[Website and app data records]
★ ★ ★ ★ ★

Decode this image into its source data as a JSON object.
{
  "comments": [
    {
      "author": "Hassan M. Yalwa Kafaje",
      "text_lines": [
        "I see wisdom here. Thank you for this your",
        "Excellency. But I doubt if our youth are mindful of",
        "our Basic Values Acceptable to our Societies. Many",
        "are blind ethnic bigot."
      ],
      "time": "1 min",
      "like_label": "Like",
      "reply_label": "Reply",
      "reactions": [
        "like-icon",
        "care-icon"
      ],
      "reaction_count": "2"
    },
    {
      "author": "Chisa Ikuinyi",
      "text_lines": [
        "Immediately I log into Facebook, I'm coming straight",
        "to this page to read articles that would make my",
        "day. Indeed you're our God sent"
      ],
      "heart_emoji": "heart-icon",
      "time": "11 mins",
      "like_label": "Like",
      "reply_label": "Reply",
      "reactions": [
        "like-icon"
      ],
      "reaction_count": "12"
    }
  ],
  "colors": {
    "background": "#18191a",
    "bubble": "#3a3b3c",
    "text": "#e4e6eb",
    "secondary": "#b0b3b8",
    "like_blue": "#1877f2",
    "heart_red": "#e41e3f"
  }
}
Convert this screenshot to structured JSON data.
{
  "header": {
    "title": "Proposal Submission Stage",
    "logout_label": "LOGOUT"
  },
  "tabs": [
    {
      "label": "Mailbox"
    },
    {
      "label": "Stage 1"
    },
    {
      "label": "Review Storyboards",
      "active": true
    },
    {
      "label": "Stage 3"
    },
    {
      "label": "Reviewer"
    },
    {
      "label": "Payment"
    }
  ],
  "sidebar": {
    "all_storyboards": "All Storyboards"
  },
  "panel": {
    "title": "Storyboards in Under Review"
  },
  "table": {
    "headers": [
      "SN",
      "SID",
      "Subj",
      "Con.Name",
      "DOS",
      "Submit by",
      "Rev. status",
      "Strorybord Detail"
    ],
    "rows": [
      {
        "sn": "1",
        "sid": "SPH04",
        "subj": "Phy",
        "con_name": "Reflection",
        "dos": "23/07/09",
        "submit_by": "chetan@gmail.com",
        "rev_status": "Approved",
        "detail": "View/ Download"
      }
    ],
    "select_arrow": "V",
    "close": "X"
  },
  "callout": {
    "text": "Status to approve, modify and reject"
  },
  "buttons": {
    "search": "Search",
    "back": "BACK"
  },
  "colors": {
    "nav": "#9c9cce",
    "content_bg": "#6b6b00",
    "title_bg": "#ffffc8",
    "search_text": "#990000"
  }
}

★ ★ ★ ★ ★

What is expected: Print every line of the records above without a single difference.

Your response:
Decode this image into its source data as a JSON object.
{
  "comments": [
    {
      "author": "Hassan M. Yalwa Kafaje",
      "text_lines": [
        "I see wisdom here. Thank you for this your",
        "Excellency. But I doubt if our youth are mindful of",
        "our Basic Values Acceptable to our Societies. Many",
        "are blind ethnic bigot."
      ],
      "time": "1 min",
      "like_label": "Like",
      "reply_label": "Reply",
      "reactions": [
        "like-icon",
        "care-icon"
      ],
      "reaction_count": "2"
    },
    {
      "author": "Chisa Ikuinyi",
      "text_lines": [
        "Immediately I log into Facebook, I'm coming straight",
        "to this page to read articles that would make my",
        "day. Indeed you're our God sent"
      ],
      "heart_emoji": "heart-icon",
      "time": "11 mins",
      "like_label": "Like",
      "reply_label": "Reply",
      "reactions": [
        "like-icon"
      ],
      "reaction_count": "12"
    }
  ],
  "colors": {
    "background": "#18191a",
    "bubble": "#3a3b3c",
    "text": "#e4e6eb",
    "secondary": "#b0b3b8",
    "like_blue": "#1877f2",
    "heart_red": "#e41e3f"
  }
}
Convert this screenshot to structured JSON data.
{
  "header": {
    "title": "Proposal Submission Stage",
    "logout_label": "LOGOUT"
  },
  "tabs": [
    {
      "label": "Mailbox"
    },
    {
      "label": "Stage 1"
    },
    {
      "label": "Review Storyboards",
      "active": true
    },
    {
      "label": "Stage 3"
    },
    {
      "label": "Reviewer"
    },
    {
      "label": "Payment"
    }
  ],
  "sidebar": {
    "all_storyboards": "All Storyboards"
  },
  "panel": {
    "title": "Storyboards in Under Review"
  },
  "table": {
    "headers": [
      "SN",
      "SID",
      "Subj",
      "Con.Name",
      "DOS",
      "Submit by",
      "Rev. status",
      "Strorybord Detail"
    ],
    "rows": [
      {
        "sn": "1",
        "sid": "SPH04",
        "subj": "Phy",
        "con_name": "Reflection",
        "dos": "23/07/09",
        "submit_by": "chetan@gmail.com",
        "rev_status": "Approved",
        "detail": "View/ Download"
      }
    ],
    "select_arrow": "V",
    "close": "X"
  },
  "callout": {
    "text": "Status to approve, modify and reject"
  },
  "buttons": {
    "search": "Search",
    "back": "BACK"
  },
  "colors": {
    "nav": "#9c9cce",
    "content_bg": "#6b6b00",
    "title_bg": "#ffffc8",
    "search_text": "#990000"
  }
}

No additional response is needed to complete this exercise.